Annan’s resolve permeates to the end
WHEN former UN secretary-general Kofi Annan travelled to Zimbabwe last month alongside members of The Elders to assess the country’s readiness for its general elections, he showed signs of illhealth.
“He looked sickly and seemed to have lost a bit of weight but nonetheless, he soldiered on and appeared determined to continue with business as usual,” an observer who was in the country at the time said.
Annan, a co-founder of The Elders, an organisation of global leaders launched by former president Nelson Mandela 11 years ago, died yesterday morning in Bern, Switzerland following a short illness.
According to a statement released by his Foundation, Annan, 80, died peacefully with his wife Nane Maria Annan and their three children by his side.
Annan was a “global statesman and a deeply committed internationalist who fought through his entire life for a fair and peaceful world”.
The Foundation said events that would celebrate Annan’s life would be announced later.

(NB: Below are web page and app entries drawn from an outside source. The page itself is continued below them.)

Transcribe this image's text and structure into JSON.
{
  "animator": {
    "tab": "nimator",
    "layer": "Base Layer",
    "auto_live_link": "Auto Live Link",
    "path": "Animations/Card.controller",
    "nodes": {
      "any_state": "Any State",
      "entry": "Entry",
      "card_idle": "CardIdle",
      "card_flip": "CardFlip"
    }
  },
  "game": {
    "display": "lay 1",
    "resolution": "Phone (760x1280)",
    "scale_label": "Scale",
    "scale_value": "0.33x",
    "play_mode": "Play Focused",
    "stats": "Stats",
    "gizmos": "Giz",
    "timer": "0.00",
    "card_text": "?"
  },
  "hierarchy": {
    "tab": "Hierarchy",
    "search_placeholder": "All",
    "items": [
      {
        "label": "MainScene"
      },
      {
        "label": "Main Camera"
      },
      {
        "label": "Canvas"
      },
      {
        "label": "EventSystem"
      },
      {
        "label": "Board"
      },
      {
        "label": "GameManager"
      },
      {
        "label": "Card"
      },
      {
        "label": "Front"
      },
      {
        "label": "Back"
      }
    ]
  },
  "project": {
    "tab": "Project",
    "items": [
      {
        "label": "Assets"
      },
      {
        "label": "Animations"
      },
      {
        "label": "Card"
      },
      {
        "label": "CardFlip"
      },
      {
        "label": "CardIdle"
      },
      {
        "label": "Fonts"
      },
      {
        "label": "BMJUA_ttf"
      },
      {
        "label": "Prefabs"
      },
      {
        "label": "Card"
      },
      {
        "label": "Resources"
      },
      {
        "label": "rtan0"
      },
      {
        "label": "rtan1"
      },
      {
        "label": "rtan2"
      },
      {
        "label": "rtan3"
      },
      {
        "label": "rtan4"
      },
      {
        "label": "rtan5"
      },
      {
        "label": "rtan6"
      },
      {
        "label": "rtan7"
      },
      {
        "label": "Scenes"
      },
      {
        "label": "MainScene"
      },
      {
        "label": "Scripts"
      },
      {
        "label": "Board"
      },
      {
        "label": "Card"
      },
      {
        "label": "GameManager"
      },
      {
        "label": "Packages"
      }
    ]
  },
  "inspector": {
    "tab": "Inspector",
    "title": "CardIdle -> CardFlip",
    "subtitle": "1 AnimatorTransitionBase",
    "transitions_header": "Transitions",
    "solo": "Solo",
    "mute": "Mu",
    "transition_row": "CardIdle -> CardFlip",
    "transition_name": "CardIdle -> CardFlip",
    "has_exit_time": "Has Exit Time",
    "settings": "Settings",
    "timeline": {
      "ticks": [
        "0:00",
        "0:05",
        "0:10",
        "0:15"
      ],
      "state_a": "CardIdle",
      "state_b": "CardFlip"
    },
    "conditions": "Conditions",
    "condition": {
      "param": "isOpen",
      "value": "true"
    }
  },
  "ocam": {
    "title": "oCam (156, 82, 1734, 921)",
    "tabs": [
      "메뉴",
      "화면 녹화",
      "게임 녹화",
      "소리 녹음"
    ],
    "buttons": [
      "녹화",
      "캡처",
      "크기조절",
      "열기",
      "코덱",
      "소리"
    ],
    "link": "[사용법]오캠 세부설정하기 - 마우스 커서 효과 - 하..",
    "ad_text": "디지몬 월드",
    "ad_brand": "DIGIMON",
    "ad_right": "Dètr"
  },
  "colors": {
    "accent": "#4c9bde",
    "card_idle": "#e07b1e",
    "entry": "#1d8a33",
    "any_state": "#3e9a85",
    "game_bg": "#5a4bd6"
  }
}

During his last days, Annan is believed to have travelled to South Africa and Swaziland.
As tributes for the Nobel Peace Laureate continue to pour in, those who have lauded him for his astute leadership and achievements include UN secretary-general António Guterres, who described Annan as “a guiding force for good”.
Former UK prime minister Gordon Brown described him as “a titan amongst world statesman, a wonderful humanitarian and the most compassionate and caring of individuals”.
Annan was born in Kumasi, Ghana in 1938 and became the first black person to hold the high-profile position at the UN.
Yesterday, those from his home country extolled him for the role he played in inspiring young men and women of that country.
“He brought considerable renown to our country by this position (UN secretary-general) and through his conduct and comportment in the global arena. He was an ardent believer in the capacity of the Ghanaians to chart his or her own course onto the path of progress and prosperity,” Ghanaian President Nana Akufo-Addo said.
Back in South Africa where Annan delivered the Nelson Mandela Annual Lecture in 2007, President Cyril Ramaphosa and parties in Parliament described his death as a loss to the world and humanity.
Ramaphosa said the influential leader would be remembered for his role at the UN.